[Entries from a dataset of interfaces]
=== Section Start ===
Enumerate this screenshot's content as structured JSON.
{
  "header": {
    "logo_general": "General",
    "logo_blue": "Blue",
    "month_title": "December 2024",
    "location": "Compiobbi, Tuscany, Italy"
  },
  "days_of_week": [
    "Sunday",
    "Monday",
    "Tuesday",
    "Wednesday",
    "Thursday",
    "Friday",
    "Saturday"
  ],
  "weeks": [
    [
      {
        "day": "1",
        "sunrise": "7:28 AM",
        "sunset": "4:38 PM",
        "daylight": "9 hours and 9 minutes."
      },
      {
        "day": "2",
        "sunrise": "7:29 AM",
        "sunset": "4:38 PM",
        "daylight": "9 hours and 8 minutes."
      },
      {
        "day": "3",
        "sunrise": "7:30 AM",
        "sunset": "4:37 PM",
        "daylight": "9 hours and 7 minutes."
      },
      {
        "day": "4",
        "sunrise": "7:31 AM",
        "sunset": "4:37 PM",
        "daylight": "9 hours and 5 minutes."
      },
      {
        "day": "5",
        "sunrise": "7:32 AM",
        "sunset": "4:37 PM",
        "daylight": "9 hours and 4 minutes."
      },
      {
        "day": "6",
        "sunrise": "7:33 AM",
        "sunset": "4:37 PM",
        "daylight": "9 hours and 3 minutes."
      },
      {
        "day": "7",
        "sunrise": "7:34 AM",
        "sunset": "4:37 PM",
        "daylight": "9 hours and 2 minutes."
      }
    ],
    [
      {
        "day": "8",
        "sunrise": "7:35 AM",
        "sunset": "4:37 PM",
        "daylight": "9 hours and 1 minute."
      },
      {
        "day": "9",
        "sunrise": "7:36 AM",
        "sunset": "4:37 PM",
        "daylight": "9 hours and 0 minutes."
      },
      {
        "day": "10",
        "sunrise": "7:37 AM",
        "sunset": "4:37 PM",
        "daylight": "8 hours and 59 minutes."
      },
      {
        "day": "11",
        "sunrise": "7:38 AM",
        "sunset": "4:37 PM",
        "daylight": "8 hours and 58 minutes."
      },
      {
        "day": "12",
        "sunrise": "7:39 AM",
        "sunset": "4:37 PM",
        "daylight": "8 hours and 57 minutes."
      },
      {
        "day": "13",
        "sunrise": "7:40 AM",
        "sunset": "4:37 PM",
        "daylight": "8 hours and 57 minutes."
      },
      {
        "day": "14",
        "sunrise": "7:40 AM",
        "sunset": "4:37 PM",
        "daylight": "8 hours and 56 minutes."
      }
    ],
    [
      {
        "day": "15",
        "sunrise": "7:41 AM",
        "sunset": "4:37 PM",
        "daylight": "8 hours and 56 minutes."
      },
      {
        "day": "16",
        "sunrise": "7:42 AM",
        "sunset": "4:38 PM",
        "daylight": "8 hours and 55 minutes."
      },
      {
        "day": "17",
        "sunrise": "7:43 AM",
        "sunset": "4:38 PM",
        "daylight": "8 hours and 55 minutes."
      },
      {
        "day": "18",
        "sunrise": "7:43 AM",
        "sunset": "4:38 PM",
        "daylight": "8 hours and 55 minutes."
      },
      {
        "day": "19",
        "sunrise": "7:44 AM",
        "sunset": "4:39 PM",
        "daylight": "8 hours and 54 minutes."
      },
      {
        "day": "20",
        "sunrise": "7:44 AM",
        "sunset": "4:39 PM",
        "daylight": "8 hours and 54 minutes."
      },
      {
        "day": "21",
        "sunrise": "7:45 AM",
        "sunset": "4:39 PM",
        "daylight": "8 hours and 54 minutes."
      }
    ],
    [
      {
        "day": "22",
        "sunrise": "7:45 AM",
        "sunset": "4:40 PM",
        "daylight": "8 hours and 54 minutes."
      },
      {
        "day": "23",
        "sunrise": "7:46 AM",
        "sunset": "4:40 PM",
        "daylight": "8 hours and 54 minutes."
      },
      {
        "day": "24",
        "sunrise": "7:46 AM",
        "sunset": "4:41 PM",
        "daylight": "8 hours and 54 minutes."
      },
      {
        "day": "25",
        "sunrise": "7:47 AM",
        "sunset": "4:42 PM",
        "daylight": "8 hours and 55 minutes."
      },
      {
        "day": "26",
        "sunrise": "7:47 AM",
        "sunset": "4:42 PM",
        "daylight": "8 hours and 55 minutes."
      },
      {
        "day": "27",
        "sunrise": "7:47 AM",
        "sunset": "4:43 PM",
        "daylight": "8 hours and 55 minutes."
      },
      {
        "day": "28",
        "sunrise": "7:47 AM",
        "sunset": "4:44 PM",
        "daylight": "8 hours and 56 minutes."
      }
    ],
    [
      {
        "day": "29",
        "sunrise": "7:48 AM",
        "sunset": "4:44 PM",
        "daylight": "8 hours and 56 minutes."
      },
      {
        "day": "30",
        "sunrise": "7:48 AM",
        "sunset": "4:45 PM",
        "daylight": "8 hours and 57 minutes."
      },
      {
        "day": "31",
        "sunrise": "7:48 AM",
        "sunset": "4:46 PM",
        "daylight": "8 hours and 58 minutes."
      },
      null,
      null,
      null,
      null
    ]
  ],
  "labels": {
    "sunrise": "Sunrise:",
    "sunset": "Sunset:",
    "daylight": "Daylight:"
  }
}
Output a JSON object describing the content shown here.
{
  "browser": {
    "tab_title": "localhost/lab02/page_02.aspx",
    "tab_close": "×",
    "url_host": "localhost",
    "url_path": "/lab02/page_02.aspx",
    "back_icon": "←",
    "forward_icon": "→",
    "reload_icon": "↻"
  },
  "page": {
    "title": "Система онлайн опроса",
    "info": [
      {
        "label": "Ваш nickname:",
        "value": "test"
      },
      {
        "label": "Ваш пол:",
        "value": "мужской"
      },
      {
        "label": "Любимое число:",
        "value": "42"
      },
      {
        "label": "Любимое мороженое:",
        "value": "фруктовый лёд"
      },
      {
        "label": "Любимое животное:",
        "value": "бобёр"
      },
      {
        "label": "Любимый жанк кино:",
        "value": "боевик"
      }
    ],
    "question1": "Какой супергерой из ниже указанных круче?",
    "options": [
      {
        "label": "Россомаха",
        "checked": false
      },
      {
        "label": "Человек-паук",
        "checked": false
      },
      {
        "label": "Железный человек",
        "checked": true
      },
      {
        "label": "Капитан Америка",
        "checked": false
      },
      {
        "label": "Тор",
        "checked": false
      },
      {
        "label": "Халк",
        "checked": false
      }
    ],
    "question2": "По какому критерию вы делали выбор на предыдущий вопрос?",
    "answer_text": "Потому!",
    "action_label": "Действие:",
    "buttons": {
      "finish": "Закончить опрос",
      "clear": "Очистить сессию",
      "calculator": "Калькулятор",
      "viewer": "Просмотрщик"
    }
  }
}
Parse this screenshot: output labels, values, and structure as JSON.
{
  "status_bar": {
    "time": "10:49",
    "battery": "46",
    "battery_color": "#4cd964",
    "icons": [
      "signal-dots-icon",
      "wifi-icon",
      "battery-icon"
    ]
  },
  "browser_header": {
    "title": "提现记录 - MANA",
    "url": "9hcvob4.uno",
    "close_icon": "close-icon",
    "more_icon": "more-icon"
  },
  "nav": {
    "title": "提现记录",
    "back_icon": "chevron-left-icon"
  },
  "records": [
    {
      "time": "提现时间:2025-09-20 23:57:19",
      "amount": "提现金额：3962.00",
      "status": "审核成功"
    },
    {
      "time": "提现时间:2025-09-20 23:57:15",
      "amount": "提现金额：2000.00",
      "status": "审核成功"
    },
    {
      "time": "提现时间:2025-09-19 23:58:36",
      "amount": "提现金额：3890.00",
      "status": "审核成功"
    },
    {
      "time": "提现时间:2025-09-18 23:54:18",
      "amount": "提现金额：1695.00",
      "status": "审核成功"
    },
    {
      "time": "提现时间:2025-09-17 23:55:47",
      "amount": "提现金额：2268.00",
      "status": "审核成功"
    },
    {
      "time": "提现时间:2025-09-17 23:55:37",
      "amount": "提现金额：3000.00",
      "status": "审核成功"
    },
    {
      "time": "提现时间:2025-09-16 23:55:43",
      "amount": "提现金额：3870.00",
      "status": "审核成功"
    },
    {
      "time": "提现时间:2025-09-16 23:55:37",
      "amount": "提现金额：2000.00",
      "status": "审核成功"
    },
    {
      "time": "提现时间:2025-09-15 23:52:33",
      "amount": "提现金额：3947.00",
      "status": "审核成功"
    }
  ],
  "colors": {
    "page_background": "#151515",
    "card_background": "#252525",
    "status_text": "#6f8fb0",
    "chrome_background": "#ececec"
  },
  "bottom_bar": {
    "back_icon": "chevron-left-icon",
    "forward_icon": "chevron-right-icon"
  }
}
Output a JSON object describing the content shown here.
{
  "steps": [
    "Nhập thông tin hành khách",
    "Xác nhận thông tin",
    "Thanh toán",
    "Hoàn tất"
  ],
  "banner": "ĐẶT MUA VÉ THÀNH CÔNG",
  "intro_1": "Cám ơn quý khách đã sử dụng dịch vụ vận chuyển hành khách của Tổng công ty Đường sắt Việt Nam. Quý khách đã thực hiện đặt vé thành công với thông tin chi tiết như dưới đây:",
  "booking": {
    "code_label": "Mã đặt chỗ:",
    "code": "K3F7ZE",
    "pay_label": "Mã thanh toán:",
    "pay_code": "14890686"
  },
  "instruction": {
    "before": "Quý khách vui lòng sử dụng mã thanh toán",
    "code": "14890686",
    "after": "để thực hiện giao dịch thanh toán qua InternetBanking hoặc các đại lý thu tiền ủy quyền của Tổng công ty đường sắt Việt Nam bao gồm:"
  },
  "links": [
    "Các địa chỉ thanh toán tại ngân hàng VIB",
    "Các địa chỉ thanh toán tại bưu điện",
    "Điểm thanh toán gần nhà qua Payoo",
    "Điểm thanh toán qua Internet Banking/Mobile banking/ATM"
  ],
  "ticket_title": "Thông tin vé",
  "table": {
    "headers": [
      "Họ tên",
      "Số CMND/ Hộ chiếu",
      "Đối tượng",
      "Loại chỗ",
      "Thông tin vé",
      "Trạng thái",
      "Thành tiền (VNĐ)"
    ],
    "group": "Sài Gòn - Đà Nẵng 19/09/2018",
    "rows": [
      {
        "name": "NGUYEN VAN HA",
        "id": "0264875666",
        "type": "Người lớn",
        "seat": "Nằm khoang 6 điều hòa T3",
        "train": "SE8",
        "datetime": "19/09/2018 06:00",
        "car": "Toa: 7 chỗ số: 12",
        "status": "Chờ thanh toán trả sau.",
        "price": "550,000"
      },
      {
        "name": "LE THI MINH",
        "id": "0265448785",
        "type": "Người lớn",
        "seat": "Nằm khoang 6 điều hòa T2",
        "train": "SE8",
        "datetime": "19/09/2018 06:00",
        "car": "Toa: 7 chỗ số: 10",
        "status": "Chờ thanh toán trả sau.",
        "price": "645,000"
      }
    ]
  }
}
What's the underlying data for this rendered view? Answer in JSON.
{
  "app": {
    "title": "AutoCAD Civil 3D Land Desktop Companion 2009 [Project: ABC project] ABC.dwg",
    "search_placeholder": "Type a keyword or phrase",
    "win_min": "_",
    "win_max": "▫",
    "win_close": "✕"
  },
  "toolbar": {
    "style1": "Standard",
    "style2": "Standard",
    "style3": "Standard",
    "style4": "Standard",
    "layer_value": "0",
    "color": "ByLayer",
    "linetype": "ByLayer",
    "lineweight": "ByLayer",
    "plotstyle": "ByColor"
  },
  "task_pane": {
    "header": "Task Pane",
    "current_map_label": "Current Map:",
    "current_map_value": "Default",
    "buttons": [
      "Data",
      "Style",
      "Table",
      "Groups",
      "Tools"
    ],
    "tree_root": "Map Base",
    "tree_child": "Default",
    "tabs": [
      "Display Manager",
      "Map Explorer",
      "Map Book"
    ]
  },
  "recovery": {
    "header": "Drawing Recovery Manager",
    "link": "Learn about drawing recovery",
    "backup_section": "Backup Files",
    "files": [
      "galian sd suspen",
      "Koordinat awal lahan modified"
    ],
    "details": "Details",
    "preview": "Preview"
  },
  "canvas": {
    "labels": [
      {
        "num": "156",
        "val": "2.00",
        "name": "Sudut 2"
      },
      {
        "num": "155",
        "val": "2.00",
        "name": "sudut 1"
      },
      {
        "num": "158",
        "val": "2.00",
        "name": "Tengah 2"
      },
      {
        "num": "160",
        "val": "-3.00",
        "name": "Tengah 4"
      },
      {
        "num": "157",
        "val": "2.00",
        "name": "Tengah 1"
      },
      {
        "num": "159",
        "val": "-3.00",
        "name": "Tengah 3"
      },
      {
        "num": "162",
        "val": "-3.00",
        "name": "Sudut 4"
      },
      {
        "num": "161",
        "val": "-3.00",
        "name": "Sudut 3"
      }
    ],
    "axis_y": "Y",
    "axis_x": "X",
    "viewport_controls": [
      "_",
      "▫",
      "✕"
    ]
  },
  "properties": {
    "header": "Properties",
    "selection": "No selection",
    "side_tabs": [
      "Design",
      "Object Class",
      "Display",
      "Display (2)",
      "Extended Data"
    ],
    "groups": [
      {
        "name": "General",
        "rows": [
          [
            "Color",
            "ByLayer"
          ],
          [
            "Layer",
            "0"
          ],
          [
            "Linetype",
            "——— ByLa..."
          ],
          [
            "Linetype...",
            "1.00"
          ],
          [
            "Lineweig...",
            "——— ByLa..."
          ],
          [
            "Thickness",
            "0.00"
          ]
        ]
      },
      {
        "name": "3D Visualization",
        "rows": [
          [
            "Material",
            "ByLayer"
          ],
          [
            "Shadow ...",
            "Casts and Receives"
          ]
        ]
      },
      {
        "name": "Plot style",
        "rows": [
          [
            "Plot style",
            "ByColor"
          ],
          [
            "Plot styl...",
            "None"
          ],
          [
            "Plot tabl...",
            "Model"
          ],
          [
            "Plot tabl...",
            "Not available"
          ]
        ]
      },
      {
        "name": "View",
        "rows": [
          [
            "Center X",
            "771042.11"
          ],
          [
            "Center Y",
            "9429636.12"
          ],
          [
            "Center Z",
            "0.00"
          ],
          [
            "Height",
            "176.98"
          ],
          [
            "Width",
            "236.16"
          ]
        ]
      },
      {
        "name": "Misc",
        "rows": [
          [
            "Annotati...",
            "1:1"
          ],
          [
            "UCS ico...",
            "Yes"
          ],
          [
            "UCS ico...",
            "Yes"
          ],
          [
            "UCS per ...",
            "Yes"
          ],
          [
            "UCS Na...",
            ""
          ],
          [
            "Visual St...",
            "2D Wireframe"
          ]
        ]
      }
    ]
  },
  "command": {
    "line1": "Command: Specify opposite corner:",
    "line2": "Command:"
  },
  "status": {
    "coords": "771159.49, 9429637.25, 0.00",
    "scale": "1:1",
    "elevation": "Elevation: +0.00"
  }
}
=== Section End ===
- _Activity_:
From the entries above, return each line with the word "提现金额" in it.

- _Exercise result_:
      "amount": "提现金额：3962.00",
      "amount": "提现金额：2000.00",
      "amount": "提现金额：3890.00",
      "amount": "提现金额：1695.00",
      "amount": "提现金额：2268.00",
      "amount": "提现金额：3000.00",
      "amount": "提现金额：3870.00",
      "amount": "提现金额：2000.00",
      "amount": "提现金额：3947.00",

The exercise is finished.